■ Assigned task
What lines in the entries hold the string "JSON"? List them.

(Dataset rows for apps and sites)
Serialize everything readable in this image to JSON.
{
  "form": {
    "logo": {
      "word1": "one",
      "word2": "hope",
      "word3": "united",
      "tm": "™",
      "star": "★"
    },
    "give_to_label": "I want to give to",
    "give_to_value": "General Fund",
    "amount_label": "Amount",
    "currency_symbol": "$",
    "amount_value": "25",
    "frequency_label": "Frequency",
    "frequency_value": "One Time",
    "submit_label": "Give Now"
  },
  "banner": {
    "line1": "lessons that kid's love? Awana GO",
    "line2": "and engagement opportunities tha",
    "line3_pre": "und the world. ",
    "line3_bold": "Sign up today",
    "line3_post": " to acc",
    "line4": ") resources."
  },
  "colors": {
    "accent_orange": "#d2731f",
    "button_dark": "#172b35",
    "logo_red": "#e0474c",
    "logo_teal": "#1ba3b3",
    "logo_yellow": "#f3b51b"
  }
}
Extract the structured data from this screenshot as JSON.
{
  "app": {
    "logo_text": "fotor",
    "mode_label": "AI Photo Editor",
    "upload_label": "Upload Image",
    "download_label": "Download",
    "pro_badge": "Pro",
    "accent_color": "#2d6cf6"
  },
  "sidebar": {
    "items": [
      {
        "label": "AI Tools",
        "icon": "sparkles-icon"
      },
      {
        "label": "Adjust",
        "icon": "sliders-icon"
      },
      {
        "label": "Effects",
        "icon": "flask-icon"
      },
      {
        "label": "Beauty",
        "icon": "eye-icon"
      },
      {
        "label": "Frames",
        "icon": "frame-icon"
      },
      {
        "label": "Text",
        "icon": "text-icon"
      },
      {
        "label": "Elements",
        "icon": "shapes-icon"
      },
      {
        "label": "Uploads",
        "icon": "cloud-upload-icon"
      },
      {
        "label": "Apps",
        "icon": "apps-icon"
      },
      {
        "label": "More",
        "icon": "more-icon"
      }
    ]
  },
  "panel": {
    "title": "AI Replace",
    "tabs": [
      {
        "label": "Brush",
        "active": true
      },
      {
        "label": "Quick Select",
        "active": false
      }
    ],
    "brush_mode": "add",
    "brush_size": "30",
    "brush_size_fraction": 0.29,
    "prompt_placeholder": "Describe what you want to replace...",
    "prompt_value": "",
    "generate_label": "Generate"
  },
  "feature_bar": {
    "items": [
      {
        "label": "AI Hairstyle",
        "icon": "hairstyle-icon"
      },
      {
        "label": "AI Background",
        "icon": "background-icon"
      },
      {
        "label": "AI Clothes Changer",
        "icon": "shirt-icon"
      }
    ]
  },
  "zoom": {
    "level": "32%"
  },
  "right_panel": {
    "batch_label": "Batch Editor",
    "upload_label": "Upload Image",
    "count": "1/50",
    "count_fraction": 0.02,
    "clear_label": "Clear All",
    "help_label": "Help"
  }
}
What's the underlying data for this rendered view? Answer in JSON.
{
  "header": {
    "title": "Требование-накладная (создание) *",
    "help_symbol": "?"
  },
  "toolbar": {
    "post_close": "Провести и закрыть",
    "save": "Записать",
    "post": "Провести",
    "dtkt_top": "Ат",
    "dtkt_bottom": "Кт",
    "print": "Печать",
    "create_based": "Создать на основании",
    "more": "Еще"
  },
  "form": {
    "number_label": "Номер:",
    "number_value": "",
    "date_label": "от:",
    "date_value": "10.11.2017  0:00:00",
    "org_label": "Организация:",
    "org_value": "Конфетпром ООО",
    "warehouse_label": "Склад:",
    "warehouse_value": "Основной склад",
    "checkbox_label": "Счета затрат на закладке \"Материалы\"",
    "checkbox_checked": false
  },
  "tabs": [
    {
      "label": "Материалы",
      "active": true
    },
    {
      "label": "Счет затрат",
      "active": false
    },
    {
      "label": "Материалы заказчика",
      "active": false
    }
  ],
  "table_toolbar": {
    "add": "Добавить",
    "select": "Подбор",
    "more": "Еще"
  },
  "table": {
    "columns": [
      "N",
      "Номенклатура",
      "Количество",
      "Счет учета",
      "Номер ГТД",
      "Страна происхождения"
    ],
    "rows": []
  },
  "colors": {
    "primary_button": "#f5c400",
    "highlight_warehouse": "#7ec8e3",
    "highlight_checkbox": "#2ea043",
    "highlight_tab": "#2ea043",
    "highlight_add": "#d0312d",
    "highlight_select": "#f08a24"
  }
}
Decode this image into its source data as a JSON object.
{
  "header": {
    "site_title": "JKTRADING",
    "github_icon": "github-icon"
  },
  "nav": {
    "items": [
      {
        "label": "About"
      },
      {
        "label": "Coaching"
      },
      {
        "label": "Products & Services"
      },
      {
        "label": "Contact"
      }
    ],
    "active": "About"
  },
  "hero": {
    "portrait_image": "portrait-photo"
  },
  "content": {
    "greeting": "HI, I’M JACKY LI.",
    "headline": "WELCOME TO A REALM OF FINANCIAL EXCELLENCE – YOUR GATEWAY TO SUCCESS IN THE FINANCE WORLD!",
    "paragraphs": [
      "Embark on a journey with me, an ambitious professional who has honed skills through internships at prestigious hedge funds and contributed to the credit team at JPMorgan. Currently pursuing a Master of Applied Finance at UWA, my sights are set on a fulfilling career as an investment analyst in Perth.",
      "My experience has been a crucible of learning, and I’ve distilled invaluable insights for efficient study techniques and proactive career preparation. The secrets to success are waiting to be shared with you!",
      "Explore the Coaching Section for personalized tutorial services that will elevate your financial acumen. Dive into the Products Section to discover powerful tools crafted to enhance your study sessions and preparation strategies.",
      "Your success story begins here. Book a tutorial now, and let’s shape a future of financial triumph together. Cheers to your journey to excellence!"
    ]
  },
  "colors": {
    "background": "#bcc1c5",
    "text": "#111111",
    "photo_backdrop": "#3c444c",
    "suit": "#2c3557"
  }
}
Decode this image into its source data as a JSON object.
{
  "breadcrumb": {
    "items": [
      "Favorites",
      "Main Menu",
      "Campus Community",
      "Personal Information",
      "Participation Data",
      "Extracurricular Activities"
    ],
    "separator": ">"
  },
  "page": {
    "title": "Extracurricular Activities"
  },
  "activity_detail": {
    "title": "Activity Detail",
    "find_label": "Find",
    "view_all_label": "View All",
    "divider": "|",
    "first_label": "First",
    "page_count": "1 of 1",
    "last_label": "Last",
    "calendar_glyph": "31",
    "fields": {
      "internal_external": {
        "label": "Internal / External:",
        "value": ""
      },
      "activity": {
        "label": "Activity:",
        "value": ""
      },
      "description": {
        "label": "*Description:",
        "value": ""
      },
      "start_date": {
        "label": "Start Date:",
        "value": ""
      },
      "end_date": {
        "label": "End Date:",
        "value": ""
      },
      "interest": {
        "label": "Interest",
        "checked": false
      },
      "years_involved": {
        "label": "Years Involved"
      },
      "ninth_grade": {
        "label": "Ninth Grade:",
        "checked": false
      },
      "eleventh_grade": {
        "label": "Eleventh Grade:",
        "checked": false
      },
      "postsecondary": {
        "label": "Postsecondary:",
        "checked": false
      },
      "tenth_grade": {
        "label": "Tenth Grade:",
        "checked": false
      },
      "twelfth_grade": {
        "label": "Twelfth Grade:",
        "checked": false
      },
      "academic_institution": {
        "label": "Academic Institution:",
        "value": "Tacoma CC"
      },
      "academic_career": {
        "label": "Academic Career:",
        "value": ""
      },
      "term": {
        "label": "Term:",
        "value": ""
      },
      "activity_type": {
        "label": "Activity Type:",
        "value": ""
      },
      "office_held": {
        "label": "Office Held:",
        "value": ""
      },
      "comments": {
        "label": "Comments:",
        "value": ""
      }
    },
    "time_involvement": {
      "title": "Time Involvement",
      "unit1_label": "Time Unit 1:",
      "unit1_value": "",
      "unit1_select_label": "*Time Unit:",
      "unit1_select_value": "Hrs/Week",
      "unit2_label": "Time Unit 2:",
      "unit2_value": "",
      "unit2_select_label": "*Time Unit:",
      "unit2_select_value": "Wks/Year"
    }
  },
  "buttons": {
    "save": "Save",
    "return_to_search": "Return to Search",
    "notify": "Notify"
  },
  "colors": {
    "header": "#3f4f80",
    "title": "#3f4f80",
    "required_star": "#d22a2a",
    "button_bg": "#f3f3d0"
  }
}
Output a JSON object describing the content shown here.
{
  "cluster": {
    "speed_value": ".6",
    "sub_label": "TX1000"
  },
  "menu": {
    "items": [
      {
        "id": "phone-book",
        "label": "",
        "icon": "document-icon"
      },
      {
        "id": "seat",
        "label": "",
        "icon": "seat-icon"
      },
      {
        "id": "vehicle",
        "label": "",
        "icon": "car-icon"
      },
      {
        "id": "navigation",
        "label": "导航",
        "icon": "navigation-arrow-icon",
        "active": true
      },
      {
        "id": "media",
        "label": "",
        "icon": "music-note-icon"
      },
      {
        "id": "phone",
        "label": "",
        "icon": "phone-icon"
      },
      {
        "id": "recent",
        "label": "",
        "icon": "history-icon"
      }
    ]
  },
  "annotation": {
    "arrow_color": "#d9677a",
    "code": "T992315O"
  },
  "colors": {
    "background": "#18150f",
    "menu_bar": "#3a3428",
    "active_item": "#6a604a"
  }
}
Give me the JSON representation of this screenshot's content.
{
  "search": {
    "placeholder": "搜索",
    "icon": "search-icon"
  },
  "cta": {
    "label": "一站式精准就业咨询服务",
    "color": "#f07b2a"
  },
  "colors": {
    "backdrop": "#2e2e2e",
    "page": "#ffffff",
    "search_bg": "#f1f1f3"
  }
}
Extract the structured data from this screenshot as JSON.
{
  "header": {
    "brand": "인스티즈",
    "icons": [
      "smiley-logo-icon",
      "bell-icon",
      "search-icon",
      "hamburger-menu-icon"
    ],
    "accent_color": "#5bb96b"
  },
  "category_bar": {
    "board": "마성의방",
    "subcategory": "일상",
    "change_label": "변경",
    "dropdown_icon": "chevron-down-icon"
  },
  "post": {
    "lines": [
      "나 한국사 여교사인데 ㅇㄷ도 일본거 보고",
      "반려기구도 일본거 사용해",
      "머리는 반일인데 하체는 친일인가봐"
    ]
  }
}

■ Written solution
Serialize everything readable in this image to JSON.
Extract the structured data from this screenshot as JSON.
What's the underlying data for this rendered view? Answer in JSON.
Decode this image into its source data as a JSON object.
Decode this image into its source data as a JSON object.
Output a JSON object describing the content shown here.
Give me the JSON representation of this screenshot's content.
Extract the structured data from this screenshot as JSON.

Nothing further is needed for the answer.